• _Your assignment_
Where does the string "icon" appear in the records? Copy each line that holds it.

Data about app and page elements
+ + + + + + +

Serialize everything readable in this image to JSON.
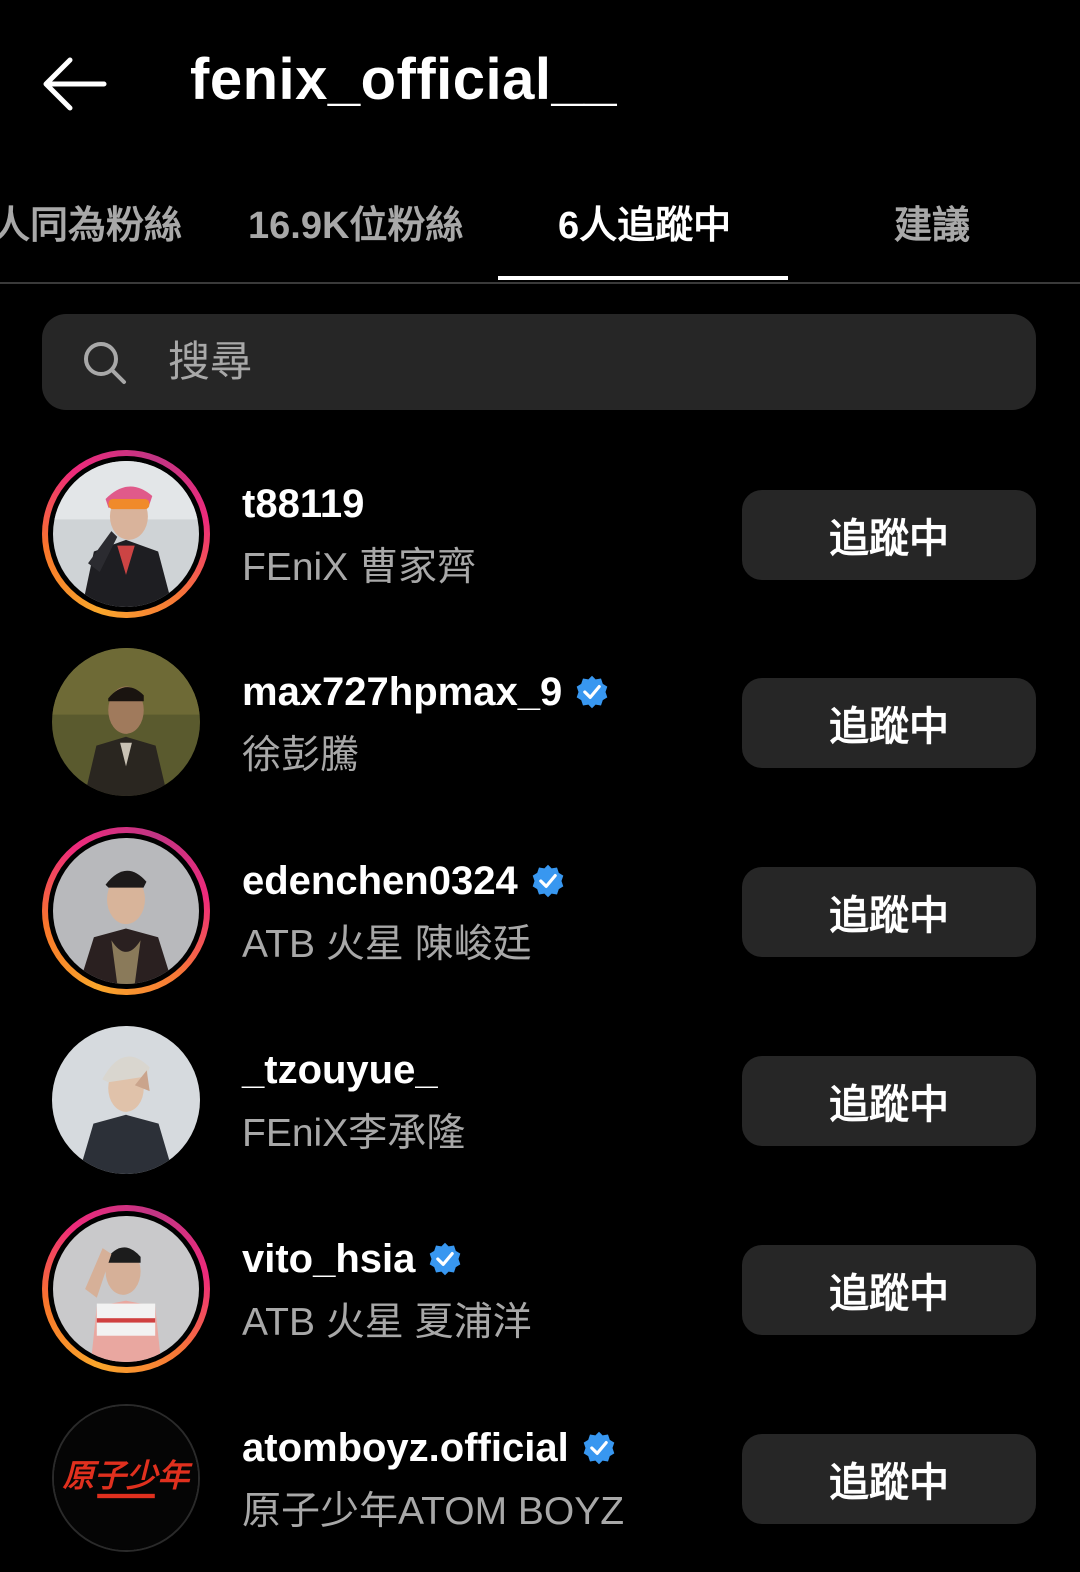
{
  "header": {
    "back_icon": "arrow-left-icon",
    "title": "fenix_official__"
  },
  "tabs": [
    {
      "label": "人同為粉絲",
      "active": false
    },
    {
      "label": "16.9K位粉絲",
      "active": false
    },
    {
      "label": "6人追蹤中",
      "active": true
    },
    {
      "label": "建議",
      "active": false
    }
  ],
  "search": {
    "icon": "search-icon",
    "placeholder": "搜尋",
    "value": ""
  },
  "accounts": [
    {
      "username": "t88119",
      "full_name": "FEniX 曹家齊",
      "verified": false,
      "story_ring": true,
      "button_label": "追蹤中"
    },
    {
      "username": "max727hpmax_9",
      "full_name": "徐彭騰",
      "verified": true,
      "story_ring": false,
      "button_label": "追蹤中"
    },
    {
      "username": "edenchen0324",
      "full_name": "ATB 火星 陳峻廷",
      "verified": true,
      "story_ring": true,
      "button_label": "追蹤中"
    },
    {
      "username": "_tzouyue_",
      "full_name": "FEniX李承隆",
      "verified": false,
      "story_ring": false,
      "button_label": "追蹤中"
    },
    {
      "username": "vito_hsia",
      "full_name": "ATB 火星 夏浦洋",
      "verified": true,
      "story_ring": true,
      "button_label": "追蹤中"
    },
    {
      "username": "atomboyz.official",
      "full_name": "原子少年ATOM BOYZ",
      "verified": true,
      "story_ring": false,
      "button_label": "追蹤中",
      "avatar_logo_text": "原子少年"
    }
  ],
  "colors": {
    "background": "#000000",
    "surface": "#262626",
    "text_secondary": "#a8a8a8",
    "verified_blue": "#3897f0"
  }
}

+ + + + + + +

• _Result of the exercise_
    "back_icon": "arrow-left-icon",
    "icon": "search-icon",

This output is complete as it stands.